How Memory Minder Kits can help you connect with your loved one
When your loved one is experiencing memory loss, you put a lot of effort into providing the best care you can give.
Interacting with a loved one who has Alzheimer's can be challenging in some cases, especially as the condition evolves over time. Activities that were once fun and comprehensible for your loved one may become confusing and uninteresting a few months later. It can become harder to hold a conversation as Alzheimer's progresses into its later stages, where word recall and comprehension diminish significantly.
Sunrise of Roseville, MN, recently partnered with local senior living communities and their local library to develop memory minder kits, aimed to help families better connect with loved ones.
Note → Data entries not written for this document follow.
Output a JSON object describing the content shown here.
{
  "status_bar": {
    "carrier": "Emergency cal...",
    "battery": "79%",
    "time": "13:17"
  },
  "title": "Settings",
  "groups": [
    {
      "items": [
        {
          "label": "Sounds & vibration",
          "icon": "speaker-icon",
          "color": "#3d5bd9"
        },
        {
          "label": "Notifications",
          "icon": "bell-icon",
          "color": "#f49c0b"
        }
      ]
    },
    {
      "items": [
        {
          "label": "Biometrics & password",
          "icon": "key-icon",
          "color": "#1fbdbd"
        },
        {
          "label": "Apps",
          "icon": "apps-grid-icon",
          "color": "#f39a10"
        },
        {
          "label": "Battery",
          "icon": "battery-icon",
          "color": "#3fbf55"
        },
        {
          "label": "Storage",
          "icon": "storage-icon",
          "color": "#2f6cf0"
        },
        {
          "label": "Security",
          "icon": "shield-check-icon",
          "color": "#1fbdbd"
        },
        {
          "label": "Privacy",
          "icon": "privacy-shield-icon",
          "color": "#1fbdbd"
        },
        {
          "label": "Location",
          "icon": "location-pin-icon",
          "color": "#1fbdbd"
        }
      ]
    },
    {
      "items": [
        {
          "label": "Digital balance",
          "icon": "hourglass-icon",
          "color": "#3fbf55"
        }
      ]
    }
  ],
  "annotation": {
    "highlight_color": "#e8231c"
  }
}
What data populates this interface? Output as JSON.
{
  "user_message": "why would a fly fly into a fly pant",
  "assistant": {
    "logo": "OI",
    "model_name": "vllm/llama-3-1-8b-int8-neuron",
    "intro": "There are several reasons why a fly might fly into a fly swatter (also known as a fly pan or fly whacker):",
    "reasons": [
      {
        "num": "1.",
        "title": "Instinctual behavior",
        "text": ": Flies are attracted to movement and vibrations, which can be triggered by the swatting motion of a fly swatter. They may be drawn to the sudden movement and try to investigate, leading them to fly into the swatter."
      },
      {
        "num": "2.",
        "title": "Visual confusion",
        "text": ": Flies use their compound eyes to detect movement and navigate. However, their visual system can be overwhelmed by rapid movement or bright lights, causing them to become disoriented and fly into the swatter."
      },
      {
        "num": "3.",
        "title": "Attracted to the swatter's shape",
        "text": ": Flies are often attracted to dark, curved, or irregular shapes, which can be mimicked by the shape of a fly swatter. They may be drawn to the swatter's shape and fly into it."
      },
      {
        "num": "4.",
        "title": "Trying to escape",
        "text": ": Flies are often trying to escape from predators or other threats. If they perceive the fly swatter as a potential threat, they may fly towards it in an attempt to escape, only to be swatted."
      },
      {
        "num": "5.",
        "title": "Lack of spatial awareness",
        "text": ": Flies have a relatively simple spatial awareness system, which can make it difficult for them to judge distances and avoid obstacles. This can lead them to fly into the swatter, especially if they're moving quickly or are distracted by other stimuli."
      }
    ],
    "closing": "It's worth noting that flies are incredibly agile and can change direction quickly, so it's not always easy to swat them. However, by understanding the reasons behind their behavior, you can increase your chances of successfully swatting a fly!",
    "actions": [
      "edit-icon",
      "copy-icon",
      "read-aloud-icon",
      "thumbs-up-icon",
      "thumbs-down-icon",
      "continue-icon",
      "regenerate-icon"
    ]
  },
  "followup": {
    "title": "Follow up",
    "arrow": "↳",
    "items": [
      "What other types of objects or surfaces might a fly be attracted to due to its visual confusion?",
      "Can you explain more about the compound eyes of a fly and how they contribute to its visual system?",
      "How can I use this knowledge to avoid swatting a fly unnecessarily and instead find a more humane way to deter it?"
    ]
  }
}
These kits are available for caregivers to check out like they would a library book so they can access these valuable resources at home.
What is a Memory Minder Kit?
These kits are specifically curated to help improve interactions between people with Alzheimer's and their loved ones. Each kit includes activities that can inspire conversation, assist with memory recall and provide entertainment.
The kits are tailored to different stages of memory loss, offering guidance to caregivers and taking the guesswork out of finding a suitable recreation for their loved one. For example:
- High Activity Level kits are designed for those with early-stage memory loss. These are people who can understand the concept and goals of the activities they're doing. They may need cues from time to time to stay on track, but they're able to respond to those signals. To determine if this is the level for your loved, at this stage, they should still be able to mostly dress themselves, even if thy need help with some details on occasion.
- Middle Activity Level kits are for people with mid-grade memory loss. They're unable to understand the goals of the tasks in the kit, but they can follow steps provided to them to get games and projects completed. They'll need guidance for each stage of the task. Those with moderate Alzheimer's are still physically able to dress themselves, but they need help to get the basics.
- Low Activity Level kits are made for people who have late-stage memory loss. Caregivers will need to physically assist their loved ones with the tasks in these kits. At this stage, they will be unable to dress themselves at all.
Each kit contains:
- An interactive activity appropriate for the person's stage. These may include puzzles, games or conversation cards.
- A colorful, illustrated book designed for people with memory loss.
- A CD with calming music to help with memory recollection and soothing your loved one.
- The book "A Caregiver's Guide to Dementia" by Laura Gitlin, to help you navigate the behaviors and actions your loved one may display with Alzheimer's.
- Tips and resource lists for caregivers to find more information on supporting a loved one living with dementia.
The goal with these materials is to make it easier for family members to interact with their loved ones with memory loss, keeping them engaged and comfortable while providing valuable stimulation that can help slow the effects of the disease.
Activities that may help
While there is no cure for Alzheimer's, some activities may help make the people living with the condition more alert and engaged. Puzzles and games that require people to think and focus can help hold their attention. This can help spark memories or keep them more present in conversations with their loved ones. Doing activities with people who have Alzheimer's will also help them feel connected with you, which can improve their moods.
As AARP reports, these kind of actions will not stop memory loss from occurring, but it can greatly improve the quality of life for people who have it. Especially in middle and early stages, though your loved one may not be able to remember everything, they will be able to recall some things. Use programs like those found in the Memory Minder Kits to help you stay connected to your loved one, so when they do remember, they're recalling fond moments they get to share with you.